“We tried to shed our preconceived ideas about what ‘Pasifika’, or the Pacific, means,” said Mr Pao. “We discussed each island group and thought about their unique identities relating back to their place of origin. From that we started to think about grander, sweeping elements within the Pacific like ocean, wind, and current, and not only how those tie the mural together but how they have tied us together over the generations.
“We were also inspired by Aboriginal Australian artwork and its use of aerial maps. We have developed a rough map of the Pacific stretching from Australia in the south all the way to Rapa Nui in the east and Hawaii in the north. Like Indigenous Australian paintings, the artwork has many pathways, connections and parallel lines. And like the star or constellation maps used by Pacific Islanders for navigating in the past, the artwork is a map of somewhere for us to head towards.
“Overall, the artwork celebrates the unique differences of the Pacific’s many cultural groups as well as the things that bring us together. The final work will be this large composition which is, hopefully, stunning from a distance and draws your attention. Once you get up to it, the viewer can engage with it more intimately and see the little subtleties of the different groups represented in it.”
Mr Pao is painting the mural at the University today and tomorrow. The finished artwork will be mounted at the ANU Farea Pasifika office. A visual arts teacher at the elite Kamehameha Schools in Honolulu, Carl Pao’s work in painting, print-making and sculpture has been displayed in North America and Europe, including the Smithsonian Institute National Museum of the American Indian in Washington DC.

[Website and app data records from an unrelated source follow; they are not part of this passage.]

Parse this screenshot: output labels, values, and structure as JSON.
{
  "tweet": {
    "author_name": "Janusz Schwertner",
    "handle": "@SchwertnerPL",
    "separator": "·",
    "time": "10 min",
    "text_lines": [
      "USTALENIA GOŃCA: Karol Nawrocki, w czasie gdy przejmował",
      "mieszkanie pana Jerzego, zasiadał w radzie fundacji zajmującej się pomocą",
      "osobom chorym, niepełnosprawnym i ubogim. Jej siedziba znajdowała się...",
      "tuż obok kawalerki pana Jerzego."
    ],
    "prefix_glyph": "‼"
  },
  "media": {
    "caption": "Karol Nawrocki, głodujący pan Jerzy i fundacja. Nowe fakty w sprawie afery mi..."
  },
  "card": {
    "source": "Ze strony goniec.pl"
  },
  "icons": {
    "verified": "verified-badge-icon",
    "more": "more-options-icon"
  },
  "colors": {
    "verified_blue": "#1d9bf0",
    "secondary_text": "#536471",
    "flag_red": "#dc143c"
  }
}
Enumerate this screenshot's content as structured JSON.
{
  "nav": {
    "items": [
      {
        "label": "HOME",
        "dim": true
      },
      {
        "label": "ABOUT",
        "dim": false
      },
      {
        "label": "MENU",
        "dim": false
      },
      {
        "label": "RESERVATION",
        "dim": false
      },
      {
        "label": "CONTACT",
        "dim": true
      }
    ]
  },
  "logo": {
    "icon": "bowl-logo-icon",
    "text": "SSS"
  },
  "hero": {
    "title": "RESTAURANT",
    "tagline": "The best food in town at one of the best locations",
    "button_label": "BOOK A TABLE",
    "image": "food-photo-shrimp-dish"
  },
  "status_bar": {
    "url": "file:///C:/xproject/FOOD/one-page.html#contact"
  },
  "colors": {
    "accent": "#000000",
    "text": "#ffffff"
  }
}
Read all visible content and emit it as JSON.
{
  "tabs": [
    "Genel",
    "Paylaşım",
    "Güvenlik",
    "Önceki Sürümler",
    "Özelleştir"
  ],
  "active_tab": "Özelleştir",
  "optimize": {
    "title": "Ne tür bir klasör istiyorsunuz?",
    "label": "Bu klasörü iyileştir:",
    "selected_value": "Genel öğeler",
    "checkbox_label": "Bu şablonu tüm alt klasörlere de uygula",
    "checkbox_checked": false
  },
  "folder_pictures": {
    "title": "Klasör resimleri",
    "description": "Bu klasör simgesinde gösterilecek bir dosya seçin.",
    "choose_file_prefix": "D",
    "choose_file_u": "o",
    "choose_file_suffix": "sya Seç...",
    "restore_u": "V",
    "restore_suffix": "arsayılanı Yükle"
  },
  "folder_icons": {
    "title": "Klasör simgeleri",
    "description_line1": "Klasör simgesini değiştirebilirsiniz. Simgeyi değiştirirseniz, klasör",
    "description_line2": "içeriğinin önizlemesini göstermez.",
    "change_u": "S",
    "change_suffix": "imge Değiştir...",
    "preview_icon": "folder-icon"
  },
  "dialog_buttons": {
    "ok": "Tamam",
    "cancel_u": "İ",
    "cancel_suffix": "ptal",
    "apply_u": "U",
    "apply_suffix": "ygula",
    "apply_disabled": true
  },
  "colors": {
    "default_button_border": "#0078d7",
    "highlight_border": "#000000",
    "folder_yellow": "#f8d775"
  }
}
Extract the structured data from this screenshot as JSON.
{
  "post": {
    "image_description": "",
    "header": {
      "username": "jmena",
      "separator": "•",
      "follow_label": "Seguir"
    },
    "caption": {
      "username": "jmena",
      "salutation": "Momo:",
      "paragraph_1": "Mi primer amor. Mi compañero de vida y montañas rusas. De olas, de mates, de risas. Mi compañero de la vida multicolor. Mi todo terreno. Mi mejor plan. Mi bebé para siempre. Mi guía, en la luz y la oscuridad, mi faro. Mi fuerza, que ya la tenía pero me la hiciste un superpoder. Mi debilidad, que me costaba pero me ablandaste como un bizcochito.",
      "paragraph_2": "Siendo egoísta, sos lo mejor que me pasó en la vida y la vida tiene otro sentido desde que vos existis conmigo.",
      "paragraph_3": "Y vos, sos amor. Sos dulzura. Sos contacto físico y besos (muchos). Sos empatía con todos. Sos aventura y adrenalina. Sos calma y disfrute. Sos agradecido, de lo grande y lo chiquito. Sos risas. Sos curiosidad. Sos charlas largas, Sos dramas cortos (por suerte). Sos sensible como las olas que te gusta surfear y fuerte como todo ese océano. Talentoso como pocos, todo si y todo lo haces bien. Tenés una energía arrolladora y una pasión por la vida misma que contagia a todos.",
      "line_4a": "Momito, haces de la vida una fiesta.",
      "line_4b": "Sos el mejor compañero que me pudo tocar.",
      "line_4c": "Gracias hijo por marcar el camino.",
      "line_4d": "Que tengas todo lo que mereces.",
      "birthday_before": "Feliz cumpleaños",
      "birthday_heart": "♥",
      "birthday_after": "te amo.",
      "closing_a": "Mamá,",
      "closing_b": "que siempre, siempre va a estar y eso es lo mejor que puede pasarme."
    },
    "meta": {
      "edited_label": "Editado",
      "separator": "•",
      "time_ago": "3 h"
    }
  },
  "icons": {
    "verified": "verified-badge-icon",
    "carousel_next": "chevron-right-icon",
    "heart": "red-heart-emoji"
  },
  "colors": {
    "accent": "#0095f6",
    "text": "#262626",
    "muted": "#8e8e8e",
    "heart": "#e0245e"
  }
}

The Pacific Studies Artist in Residence is hosted by the ANU equity and outreach program Pasifika Australia, the ANU Pacific Studies program and an Australian Research Council Laureate project held by ANU professor Margaret Jolly.